  • Contact details for day-to-day attendance conversations (eg office, form tutor)
  • Details for more in-depth conversations about attendance (eg head of year or key stage)
  • How the school is promoting good attendance
  • The school’s strategy for targeting attendance improvement efforts for those who need it most
  • The school’s strategy for reducing persistent and severe absence, including access to wider support services
  • Details of the National Framework for Penalty Notices

Accurately complete admission and attendance registers and follow up absence daily

The law requires all schools to keep accurate, electronic admissions and attendance registers. There are also new attendance codes that schools are expected to use (see our handy, printable guide to the new codes and their uses).

Having robust processes for following up on absences and poor punctuality is essential. For example, Studybugs parent alerts automatically chase absences each day.

Spotting patterns and intervening early is an effective way to stop pupils from sliding into poor attendance habits. Schools are asked to make efforts to put this in terms families can understand (time missed, impact on learning, etc.).

Schools are also expected to regularly update parents with their children’s attendance, paying particular attention to those at risk of becoming persistently absent. If pupils do become persistently absent, plans need to be put in place to improve their attendance.

Regularly monitor and analyse attendance and absence data to identify pupils or cohorts that require support and put effective strategies in place

To stop poor attendance becoming a habit, schools should place a particular emphasis on prevention and early intervention. This includes monitoring and analysing weekly attendance patterns and trends for individuals, year groups and cohorts. This information should be shared with relevant tutors, heads of year/key stage and not just be the responsibility of your Attendance Officer or any one staff member.

You’re also expected to thoroughly analyse half-termly, termly and yearly data, looking at uses of certain codes and days of poor attendance. This will allow you to measure the impact of school-wide policies and identify individuals who need more support. Studybugs Assistant can give you the information you need here. Try typing “show me a breakdown of absences for the year to date” or another timeframe.

Share information and work collaboratively with others where a pupil’s absence is at risk of becoming persistent or severe

Sometimes, removing barriers to attendance requires working with other parties. This could be a feeder school, the local authority or other local partners like the police or health services if appropriate.

To aid this, schools are asked to share with their local authority new pupil and deletion returns, attendance returns, and sickness returns (children who miss or will likely miss 15 days because of sickness). The local authority will make it clear how frequently they expect returns. Schools are also asked to provide information on request to the Secretary of State.

Where pupils have a social worker and/or youth offending team worker, they should be notified if the pupil has unexplained absences from school.

Be particularly mindful of pupils absent from school due to mental or physical ill health or SEND, and provide them with additional support

It’s common for children to feel anxious about attending school, such as in cases of EBSA. In these cases, schools are expected to work with parents to encourage the child to attend school and address barriers to attendance.

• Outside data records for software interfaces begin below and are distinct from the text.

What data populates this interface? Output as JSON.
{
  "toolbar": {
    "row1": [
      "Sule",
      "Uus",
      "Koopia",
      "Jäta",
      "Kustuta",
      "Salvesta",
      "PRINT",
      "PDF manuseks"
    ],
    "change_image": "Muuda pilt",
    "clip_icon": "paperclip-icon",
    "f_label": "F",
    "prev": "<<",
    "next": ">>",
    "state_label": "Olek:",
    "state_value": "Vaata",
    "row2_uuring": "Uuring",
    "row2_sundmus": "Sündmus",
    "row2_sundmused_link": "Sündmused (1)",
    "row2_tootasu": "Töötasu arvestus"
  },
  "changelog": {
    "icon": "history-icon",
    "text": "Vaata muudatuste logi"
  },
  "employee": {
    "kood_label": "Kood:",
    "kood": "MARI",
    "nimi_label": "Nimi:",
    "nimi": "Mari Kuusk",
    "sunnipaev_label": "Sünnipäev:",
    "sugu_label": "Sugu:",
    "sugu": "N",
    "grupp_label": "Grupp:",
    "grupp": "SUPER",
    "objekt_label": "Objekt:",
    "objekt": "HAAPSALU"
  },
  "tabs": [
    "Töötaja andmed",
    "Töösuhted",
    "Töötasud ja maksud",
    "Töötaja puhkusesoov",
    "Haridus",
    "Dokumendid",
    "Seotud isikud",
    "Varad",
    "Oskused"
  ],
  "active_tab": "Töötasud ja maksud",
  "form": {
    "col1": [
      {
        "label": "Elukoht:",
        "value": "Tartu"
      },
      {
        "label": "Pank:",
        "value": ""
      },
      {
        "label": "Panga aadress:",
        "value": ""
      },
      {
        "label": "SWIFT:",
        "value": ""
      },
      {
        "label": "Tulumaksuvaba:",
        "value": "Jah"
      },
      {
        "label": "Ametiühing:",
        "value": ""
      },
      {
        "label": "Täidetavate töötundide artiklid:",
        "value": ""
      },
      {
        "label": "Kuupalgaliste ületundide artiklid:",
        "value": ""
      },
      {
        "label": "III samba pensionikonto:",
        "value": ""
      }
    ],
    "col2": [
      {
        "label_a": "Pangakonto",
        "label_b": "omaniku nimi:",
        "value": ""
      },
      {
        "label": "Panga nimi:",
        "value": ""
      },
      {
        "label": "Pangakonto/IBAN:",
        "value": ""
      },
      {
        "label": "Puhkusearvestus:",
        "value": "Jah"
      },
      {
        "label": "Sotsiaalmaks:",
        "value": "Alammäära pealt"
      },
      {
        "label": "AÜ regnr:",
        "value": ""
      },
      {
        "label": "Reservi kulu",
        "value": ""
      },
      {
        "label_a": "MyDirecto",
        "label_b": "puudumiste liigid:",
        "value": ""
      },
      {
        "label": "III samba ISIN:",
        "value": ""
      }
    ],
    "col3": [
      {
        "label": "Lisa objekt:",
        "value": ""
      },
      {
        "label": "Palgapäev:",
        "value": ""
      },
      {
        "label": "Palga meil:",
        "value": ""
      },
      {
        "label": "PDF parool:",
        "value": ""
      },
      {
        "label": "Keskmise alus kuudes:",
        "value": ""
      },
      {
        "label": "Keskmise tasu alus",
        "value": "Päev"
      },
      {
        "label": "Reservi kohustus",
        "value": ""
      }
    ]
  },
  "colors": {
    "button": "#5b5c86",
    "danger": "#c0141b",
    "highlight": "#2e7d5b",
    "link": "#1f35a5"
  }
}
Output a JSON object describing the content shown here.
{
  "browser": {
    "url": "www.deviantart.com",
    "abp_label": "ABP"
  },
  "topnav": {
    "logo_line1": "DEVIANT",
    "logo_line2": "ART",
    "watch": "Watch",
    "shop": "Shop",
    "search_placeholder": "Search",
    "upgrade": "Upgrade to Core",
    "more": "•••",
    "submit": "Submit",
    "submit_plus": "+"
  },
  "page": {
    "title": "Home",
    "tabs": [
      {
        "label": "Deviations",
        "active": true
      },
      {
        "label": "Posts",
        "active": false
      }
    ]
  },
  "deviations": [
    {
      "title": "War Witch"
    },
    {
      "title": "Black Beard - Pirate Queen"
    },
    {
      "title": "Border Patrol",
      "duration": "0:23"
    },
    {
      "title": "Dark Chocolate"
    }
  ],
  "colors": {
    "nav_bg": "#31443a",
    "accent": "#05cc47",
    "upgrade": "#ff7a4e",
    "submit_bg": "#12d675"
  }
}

For more complex barriers to attendance, such as long term mental or physical conditions and/or SEND, additional support may need to be provided to understand their individual needs, facilitate pastoral support and work with the family and other agencies to ensure attendance. The sooner the right parties are aware, the sooner support can be provided.

That was still pretty long, huh!

Even as a whistle-stop tour, I appreciate this has been quite a lengthy blog post! The good news is that Studybugs can provide a lot of what you need to meet each of these expectations through tailored staff and parent alerts, live reporting and parental engagement tools. If you don’t already use Studybugs and would like to learn more, please .

— Lucas Abbott

Posted 22 May 2024 Share